Entries shown
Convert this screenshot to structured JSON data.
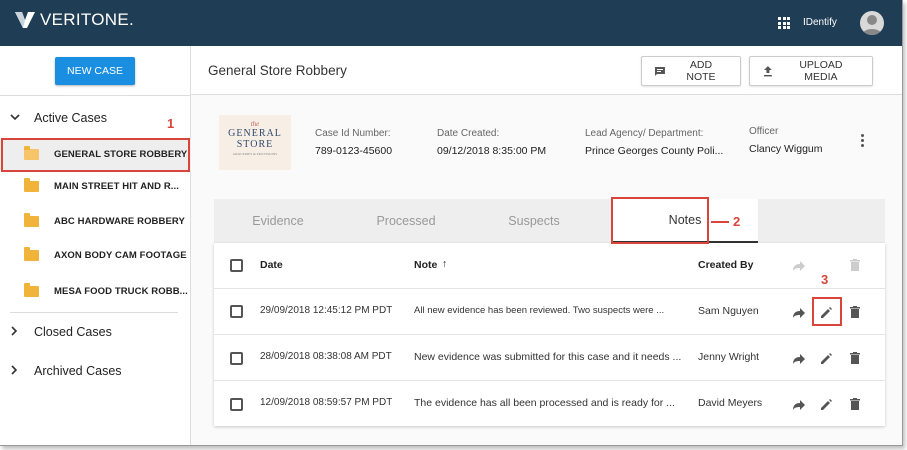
{
  "brand": {
    "logo_text": "VERITONE."
  },
  "topbar": {
    "app_name": "IDentify"
  },
  "sidebar": {
    "new_case_label": "NEW CASE",
    "active_cases_label": "Active Cases",
    "closed_cases_label": "Closed Cases",
    "archived_cases_label": "Archived Cases",
    "cases": [
      {
        "label": "GENERAL STORE ROBBERY"
      },
      {
        "label": "MAIN STREET HIT AND R..."
      },
      {
        "label": "ABC HARDWARE ROBBERY"
      },
      {
        "label": "AXON BODY CAM FOOTAGE"
      },
      {
        "label": "MESA FOOD TRUCK ROBB..."
      }
    ]
  },
  "header": {
    "title": "General Store Robbery",
    "add_note_label": "ADD NOTE",
    "upload_media_label": "UPLOAD MEDIA"
  },
  "case_logo": {
    "line1": "the",
    "line2": "GENERAL",
    "line3": "STORE",
    "line4": "GROCERIES & PROVISIONS"
  },
  "case_info": {
    "case_id_label": "Case Id Number:",
    "case_id_value": "789-0123-45600",
    "date_created_label": "Date Created:",
    "date_created_value": "09/12/2018 8:35:00 PM",
    "lead_agency_label": "Lead Agency/ Department:",
    "lead_agency_value": "Prince Georges County Poli...",
    "officer_label": "Officer",
    "officer_value": "Clancy Wiggum"
  },
  "tabs": [
    {
      "label": "Evidence"
    },
    {
      "label": "Processed"
    },
    {
      "label": "Suspects"
    },
    {
      "label": "Notes"
    }
  ],
  "table": {
    "columns": {
      "date": "Date",
      "note": "Note",
      "sort_arrow": "↑",
      "created_by": "Created By"
    },
    "rows": [
      {
        "date": "29/09/2018 12:45:12 PM PDT",
        "note": "All new evidence has been reviewed. Two suspects were ...",
        "created_by": "Sam Nguyen"
      },
      {
        "date": "28/09/2018 08:38:08 AM PDT",
        "note": "New evidence was submitted for this case and it needs ...",
        "created_by": "Jenny Wright"
      },
      {
        "date": "12/09/2018 08:59:57 PM PDT",
        "note": "The evidence has all been processed and is ready for ...",
        "created_by": "David Meyers"
      }
    ]
  },
  "annotations": {
    "n1": "1",
    "n2": "2",
    "n3": "3"
  },
  "colors": {
    "topbar": "#1f3e55",
    "primary_button": "#1a8ee1",
    "annotation": "#d9453b",
    "folder": "#f0b43a"
  }
}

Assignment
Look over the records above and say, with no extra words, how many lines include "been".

Task answer
2